I’ve recently realized that I love the simple things that life offers me—reading, lying out in my back garden on a sunny day, and watching horror films really make me happy. However, I’m slightly concerned that after watching all three Paranormal Activity movies and Insidious, I was not scared at all. I thought that I would have trouble sleeping or nightmares, but nothing happened. In fact, I’ve had great sleep the past few days. I’m proud of myself. That’s a quality that I always found cool—not being afraid of horror films—and I’ve only recently discovered that about myself.

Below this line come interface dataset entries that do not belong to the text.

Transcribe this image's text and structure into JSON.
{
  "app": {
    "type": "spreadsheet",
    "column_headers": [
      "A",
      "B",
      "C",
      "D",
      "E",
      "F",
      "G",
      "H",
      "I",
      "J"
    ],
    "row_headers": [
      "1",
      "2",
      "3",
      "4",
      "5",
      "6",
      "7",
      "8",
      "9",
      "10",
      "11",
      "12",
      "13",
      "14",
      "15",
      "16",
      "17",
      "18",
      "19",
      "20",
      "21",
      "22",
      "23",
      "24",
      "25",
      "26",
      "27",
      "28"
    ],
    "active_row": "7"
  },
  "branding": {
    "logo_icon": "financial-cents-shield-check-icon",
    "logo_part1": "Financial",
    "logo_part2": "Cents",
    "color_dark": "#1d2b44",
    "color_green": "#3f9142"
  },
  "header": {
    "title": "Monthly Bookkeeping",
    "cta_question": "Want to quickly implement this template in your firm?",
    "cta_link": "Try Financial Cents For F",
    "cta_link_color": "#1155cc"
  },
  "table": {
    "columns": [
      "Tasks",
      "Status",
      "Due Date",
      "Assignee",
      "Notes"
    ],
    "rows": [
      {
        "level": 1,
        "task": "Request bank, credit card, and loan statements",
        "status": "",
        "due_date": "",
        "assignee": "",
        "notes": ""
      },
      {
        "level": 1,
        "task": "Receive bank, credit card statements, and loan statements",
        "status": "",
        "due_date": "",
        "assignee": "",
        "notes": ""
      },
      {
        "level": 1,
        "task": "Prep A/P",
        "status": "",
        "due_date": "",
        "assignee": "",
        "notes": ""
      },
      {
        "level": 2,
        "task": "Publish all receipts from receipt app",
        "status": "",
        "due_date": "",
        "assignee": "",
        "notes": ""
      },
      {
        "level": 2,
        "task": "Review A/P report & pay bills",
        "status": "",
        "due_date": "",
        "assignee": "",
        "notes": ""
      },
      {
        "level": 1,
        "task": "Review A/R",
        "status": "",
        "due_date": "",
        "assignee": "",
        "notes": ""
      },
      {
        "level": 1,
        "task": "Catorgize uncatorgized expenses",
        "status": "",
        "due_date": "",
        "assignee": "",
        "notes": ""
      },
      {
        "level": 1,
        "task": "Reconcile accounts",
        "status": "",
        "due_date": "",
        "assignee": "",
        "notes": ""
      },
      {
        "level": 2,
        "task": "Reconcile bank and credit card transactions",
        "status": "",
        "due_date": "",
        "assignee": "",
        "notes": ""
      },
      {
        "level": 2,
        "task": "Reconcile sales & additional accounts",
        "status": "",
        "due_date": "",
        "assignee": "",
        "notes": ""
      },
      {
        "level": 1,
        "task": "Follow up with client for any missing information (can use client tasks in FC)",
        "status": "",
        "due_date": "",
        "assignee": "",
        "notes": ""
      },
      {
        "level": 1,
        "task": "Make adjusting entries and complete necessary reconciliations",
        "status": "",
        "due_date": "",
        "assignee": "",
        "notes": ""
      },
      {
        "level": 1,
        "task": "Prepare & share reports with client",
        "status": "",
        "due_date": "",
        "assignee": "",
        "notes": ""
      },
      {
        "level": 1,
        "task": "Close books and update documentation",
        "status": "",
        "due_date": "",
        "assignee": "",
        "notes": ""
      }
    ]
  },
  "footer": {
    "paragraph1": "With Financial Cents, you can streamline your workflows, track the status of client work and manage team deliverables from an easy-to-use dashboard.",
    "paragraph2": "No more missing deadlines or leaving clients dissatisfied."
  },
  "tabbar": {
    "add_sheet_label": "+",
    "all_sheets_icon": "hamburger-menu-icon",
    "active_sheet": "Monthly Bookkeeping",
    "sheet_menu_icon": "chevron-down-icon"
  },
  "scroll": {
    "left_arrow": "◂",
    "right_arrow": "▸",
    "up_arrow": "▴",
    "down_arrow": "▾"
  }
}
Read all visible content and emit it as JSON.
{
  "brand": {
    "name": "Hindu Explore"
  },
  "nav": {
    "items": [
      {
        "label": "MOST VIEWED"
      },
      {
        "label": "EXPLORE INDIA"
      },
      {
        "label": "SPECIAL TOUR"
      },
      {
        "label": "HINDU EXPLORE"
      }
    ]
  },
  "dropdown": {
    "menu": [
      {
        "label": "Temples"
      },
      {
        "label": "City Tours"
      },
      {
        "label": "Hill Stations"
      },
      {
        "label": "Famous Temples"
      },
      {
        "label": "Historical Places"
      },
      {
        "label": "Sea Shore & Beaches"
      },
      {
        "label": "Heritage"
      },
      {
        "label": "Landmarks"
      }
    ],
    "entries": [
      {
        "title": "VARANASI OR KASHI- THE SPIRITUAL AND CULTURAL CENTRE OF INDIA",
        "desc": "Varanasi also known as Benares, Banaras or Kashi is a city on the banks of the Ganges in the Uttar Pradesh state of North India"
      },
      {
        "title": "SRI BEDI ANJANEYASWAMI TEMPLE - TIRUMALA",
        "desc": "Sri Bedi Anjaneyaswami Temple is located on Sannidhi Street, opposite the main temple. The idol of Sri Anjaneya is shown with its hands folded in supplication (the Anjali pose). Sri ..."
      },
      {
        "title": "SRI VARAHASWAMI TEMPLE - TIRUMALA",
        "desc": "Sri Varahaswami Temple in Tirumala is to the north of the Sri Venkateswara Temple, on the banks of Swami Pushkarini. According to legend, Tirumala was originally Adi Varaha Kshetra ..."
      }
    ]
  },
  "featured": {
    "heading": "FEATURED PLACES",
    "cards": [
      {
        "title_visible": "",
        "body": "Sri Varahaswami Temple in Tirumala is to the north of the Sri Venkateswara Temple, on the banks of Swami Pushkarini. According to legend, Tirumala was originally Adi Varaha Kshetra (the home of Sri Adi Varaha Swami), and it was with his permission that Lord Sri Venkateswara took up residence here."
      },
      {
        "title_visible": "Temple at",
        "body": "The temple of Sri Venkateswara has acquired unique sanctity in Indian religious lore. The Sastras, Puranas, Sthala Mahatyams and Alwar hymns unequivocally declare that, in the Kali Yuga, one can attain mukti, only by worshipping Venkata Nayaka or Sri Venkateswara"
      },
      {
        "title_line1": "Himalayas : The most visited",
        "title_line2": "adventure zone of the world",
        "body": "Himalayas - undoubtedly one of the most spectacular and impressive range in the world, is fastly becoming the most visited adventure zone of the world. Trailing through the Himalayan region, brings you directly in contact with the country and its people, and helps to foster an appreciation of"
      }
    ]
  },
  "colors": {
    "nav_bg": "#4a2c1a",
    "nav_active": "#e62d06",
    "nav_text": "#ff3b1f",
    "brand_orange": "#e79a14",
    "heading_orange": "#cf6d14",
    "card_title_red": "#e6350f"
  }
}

I grew up on horror films from the ’80s and ’90s—A Nightmare on Elm Street, IT, Scream—where everything is colorful (the clothes, the scenery). Watching these newer horror films feels weird, because they all have grey tones to them and thrive on intensely scary moments. I hate that, though, because I think the best horror films have parts that stay in your mind for a long time, not ones that make you jump for a few seconds. One of my favorite horror films is IT because it has such scary, memorable scenes in it. There’s the part where Beverly Marsh goes back to her childhood home and has tea with the old lady who now lives there, but the old lady takes the form of Beverly’s fear (a weird looking demon) and when Beverly runs out of the house and turns around, the house is boarded up and abandoned. This was so scary to me, when I first watched this film, at eight years old, with my older cousins. I didn’t really want to watch it, but I also didn’t want to look like a baby in front my older cousins. I don’t think I have ever sweated as much as I did when I went home that night and attempted to fall asleep.
As I’ve grown older, my fears are a lot more rational (of flying, death, and vomiting), but I still love how horror films can pick our brains, to show us what we’re most afraid of. ♦